SFO15-TR3: Upstreaming 201 ————————————————— Speaker: Track: Training ————————————————— ★ Session Summary ★ This session is an advanced course on Linux kernel upstreaming fundamentals. The course covers how the arm-soc kernel tree is maintained and why that is important to Arm Linux kernel developers. The focus of the course is the explanation of the detailed mechanics of creating and posting patch series to upstream mailing lists for several common cases. Annotated session content is made up of previously upstreamed Arm support captured from emails to the kernel mailing lists. The target audience is both software engineers and engineering managers preparing to upstream software into the kernel. The topic requires a solid background in software configuration management terminology and the git SCM tool as well as a good technical understanding of the Linux kernel itself. ————————————————— ★ Resources ★ pathable: https://sfo15.pathable.com/meetings/302928 Presentation: http://www.slideshare.net/linaroorg/sfo15-t3-upstreaming-201 Video: N Eatherpad: pad.linaro.org/p/sfo15-tr3 ————————————————— ★ Event Details ★ Linaro Connect San Francisco 2015 - #SFO15 September 21-25th, 2015 Hyatt Regency San Francisco Airport ————————————————— > http://www.linaro.org > http://connect.linaro.org
SFO15-TR3 : Upstreaming 201
BKK19-111 - DRM HW Composer for Beagle X15 BoardTuesday, April 16, 2019
Describing the process of adaptation AOSP DRM HWC to be used on Beagle X15 Board (4.14 kernel).
This can be used as an example of launching the external/drm_hwc on a board: a simple "How to" with the minimun steps required to get the drm_hwc functional.
SAN19-413 - TEE based Trusted Keys in LinuxFriday, October 4, 2019
Protecting key confidentiality is essential for many kernel security use-cases such as disk encryption, file encryption and protecting the integrity of file metadata. Trusted and encrypted keys provides a mechanism to export keys to user-space for storage as an encrypted blob and for the user-space to later reload them onto Linux keyring without the user-space knowing the encryption key.
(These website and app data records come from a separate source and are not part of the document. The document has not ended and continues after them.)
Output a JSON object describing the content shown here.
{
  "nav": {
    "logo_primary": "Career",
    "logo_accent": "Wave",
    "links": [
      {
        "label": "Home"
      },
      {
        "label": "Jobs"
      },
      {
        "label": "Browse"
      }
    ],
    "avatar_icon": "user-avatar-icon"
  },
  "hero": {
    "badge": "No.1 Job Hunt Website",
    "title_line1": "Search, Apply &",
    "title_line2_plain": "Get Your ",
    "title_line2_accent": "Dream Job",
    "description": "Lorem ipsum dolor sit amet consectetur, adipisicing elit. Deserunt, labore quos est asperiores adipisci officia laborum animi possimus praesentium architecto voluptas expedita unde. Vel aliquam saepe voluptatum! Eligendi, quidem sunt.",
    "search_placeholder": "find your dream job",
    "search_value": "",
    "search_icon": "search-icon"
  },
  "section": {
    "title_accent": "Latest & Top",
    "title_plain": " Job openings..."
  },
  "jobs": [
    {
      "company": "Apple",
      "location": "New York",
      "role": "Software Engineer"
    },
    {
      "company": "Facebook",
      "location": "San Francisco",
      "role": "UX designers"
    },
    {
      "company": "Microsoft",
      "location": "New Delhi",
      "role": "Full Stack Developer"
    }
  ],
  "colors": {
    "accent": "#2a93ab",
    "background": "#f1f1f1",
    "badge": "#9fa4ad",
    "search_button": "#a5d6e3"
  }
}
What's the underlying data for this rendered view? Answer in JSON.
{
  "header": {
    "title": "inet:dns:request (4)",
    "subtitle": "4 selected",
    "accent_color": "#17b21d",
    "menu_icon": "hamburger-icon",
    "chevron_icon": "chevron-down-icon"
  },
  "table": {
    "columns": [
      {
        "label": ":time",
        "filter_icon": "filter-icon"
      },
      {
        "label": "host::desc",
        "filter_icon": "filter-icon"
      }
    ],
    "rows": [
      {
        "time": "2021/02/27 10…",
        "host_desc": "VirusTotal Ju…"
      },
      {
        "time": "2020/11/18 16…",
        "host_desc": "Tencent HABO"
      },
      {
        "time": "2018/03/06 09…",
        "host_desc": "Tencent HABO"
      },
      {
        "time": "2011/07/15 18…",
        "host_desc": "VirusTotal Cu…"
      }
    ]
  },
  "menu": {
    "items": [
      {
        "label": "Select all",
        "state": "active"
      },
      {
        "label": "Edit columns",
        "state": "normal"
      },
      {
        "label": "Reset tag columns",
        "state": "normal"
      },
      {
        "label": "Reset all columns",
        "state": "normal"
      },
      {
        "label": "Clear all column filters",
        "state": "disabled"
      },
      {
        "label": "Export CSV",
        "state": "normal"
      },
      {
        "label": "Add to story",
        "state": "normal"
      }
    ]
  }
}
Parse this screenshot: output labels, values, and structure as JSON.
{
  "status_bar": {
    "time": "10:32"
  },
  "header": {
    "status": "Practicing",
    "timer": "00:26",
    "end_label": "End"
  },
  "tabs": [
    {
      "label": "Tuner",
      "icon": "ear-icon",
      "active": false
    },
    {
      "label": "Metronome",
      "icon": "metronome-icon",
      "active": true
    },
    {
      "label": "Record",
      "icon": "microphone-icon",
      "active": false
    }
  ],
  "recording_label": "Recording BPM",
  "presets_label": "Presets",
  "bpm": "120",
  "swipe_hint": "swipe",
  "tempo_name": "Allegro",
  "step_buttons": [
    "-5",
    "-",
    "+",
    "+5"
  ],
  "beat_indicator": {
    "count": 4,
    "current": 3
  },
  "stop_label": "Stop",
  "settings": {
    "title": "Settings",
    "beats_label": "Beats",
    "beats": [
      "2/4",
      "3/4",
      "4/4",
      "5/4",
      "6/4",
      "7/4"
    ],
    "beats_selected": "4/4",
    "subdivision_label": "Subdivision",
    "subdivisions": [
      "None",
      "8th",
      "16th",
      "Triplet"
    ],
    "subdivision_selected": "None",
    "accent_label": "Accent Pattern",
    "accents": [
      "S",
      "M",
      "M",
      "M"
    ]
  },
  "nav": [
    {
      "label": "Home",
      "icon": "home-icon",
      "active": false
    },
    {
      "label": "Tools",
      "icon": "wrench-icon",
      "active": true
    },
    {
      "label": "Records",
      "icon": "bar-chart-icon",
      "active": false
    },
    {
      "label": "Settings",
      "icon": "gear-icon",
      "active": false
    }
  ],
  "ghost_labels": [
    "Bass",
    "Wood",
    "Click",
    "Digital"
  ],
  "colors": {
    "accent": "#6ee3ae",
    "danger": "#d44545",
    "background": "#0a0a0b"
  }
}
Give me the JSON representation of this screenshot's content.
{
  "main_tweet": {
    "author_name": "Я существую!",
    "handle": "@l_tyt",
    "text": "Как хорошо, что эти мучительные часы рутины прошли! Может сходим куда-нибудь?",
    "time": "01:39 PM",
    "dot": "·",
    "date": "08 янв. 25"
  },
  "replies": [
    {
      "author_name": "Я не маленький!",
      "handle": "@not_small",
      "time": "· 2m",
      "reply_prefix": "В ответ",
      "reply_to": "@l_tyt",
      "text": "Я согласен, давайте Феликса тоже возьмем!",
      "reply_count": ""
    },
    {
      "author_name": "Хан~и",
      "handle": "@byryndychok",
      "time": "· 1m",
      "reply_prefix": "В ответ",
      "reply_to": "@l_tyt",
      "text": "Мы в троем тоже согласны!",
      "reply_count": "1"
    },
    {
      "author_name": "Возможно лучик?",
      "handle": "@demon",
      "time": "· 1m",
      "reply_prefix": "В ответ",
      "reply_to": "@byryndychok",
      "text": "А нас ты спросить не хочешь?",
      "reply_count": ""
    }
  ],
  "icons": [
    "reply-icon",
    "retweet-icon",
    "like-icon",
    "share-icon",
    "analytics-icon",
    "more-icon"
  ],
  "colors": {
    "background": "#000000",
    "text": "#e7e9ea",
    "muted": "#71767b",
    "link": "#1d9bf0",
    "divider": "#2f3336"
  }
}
The existing Trusted Keys implementation relied on a TPM device but what if you are working on a system without one?
This session will introduce a Trusted Keys implementation which relies on a much simpler trusted application running in a Trusted Execution Environment (TEE) for sealing and unsealing of Trusted Keys using a hardware unique key provided by the TEE.